• _Work required_:
Return all of the entries word for word, but omit the pictures they contain.

• _Available data_:
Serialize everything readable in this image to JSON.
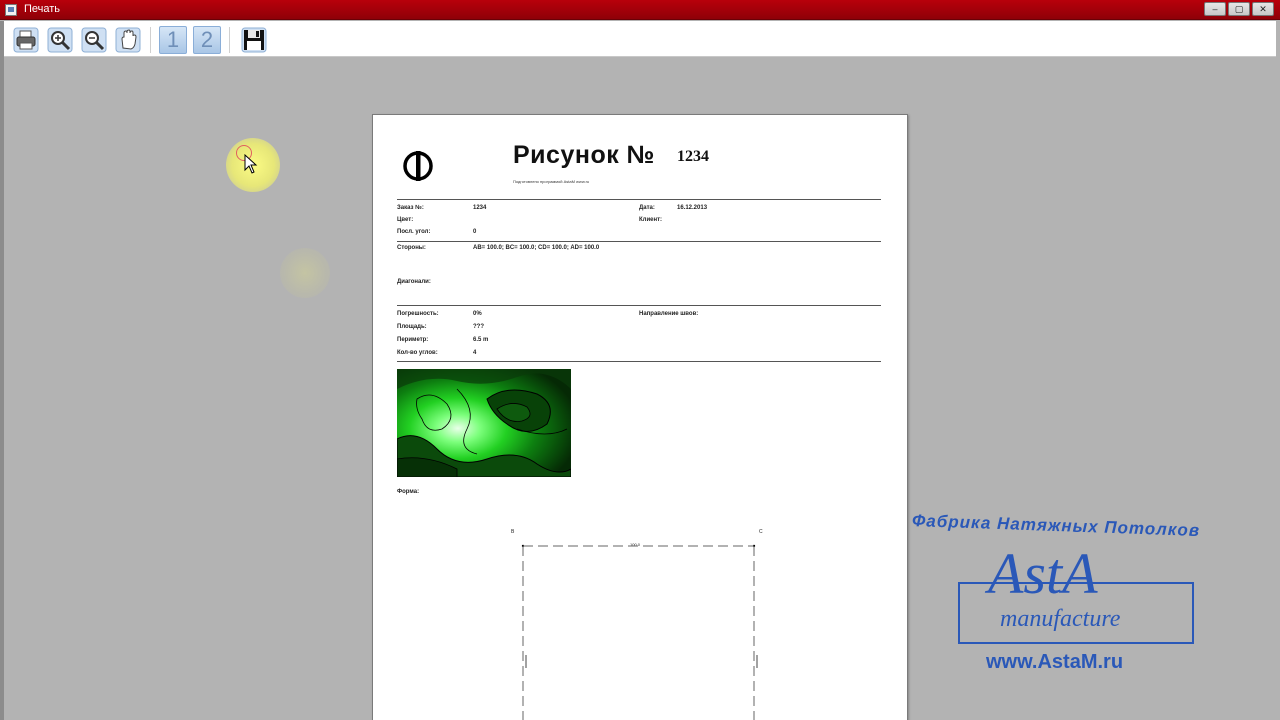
{
  "window": {
    "title": "Печать",
    "controls": [
      "–",
      "▢",
      "✕"
    ]
  },
  "toolbar": {
    "buttons": [
      {
        "name": "print-button",
        "icon": "printer-icon"
      },
      {
        "name": "zoom-in-button",
        "icon": "zoom-in-icon"
      },
      {
        "name": "zoom-out-button",
        "icon": "zoom-out-icon"
      },
      {
        "name": "pan-button",
        "icon": "hand-icon"
      }
    ],
    "page_one_label": "1",
    "page_two_label": "2",
    "save_icon": "floppy-disk-icon"
  },
  "document": {
    "title": "Рисунок №",
    "number": "1234",
    "subtitle": "Подготовлено программой AstaM  www.ru",
    "order_label": "Заказ №:",
    "order_value": "1234",
    "date_label": "Дата:",
    "date_value": "16.12.2013",
    "color_label": "Цвет:",
    "client_label": "Клиент:",
    "last_angle_label": "Посл. угол:",
    "last_angle_value": "0",
    "sides_label": "Стороны:",
    "sides_value": "AB= 100.0; BC= 100.0; CD= 100.0; AD= 100.0",
    "diagonals_label": "Диагонали:",
    "error_label": "Погрешность:",
    "error_value": "0%",
    "seam_label": "Направление швов:",
    "area_label": "Площадь:",
    "area_value": "???",
    "perimeter_label": "Периметр:",
    "perimeter_value": "6.5 m",
    "corners_label": "Кол-во углов:",
    "corners_value": "4",
    "shape_label": "Форма:",
    "vertex_b": "B",
    "vertex_c": "C",
    "edge_label": "100.0"
  },
  "watermark": {
    "line1": "Фабрика Натяжных Потолков",
    "brand": "AstA",
    "sub": "manufacture",
    "url": "www.AstaM.ru"
  },
  "colors": {
    "titlebar": "#a8000a",
    "accent": "#2a58b8",
    "background": "#b3b3b3"
  }
}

• _Result of the exercise_:
Serialize everything readable in this image to JSON.
{
  "window": {
    "title": "Печать",
    "controls": [
      "–",
      "▢",
      "✕"
    ]
  },
  "toolbar": {
    "buttons": [
      {
        "name": "print-button",
        "icon": "printer-icon"
      },
      {
        "name": "zoom-in-button",
        "icon": "zoom-in-icon"
      },
      {
        "name": "zoom-out-button",
        "icon": "zoom-out-icon"
      },
      {
        "name": "pan-button",
        "icon": "hand-icon"
      }
    ],
    "page_one_label": "1",
    "page_two_label": "2",
    "save_icon": "floppy-disk-icon"
  },
  "document": {
    "title": "Рисунок №",
    "number": "1234",
    "subtitle": "Подготовлено программой AstaM  www.ru",
    "order_label": "Заказ №:",
    "order_value": "1234",
    "date_label": "Дата:",
    "date_value": "16.12.2013",
    "color_label": "Цвет:",
    "client_label": "Клиент:",
    "last_angle_label": "Посл. угол:",
    "last_angle_value": "0",
    "sides_label": "Стороны:",
    "sides_value": "AB= 100.0; BC= 100.0; CD= 100.0; AD= 100.0",
    "diagonals_label": "Диагонали:",
    "error_label": "Погрешность:",
    "error_value": "0%",
    "seam_label": "Направление швов:",
    "area_label": "Площадь:",
    "area_value": "???",
    "perimeter_label": "Периметр:",
    "perimeter_value": "6.5 m",
    "corners_label": "Кол-во углов:",
    "corners_value": "4",
    "shape_label": "Форма:",
    "vertex_b": "B",
    "vertex_c": "C",
    "edge_label": "100.0"
  },
  "watermark": {
    "line1": "Фабрика Натяжных Потолков",
    "brand": "AstA",
    "sub": "manufacture",
    "url": "www.AstaM.ru"
  },
  "colors": {
    "titlebar": "#a8000a",
    "accent": "#2a58b8",
    "background": "#b3b3b3"
  }
}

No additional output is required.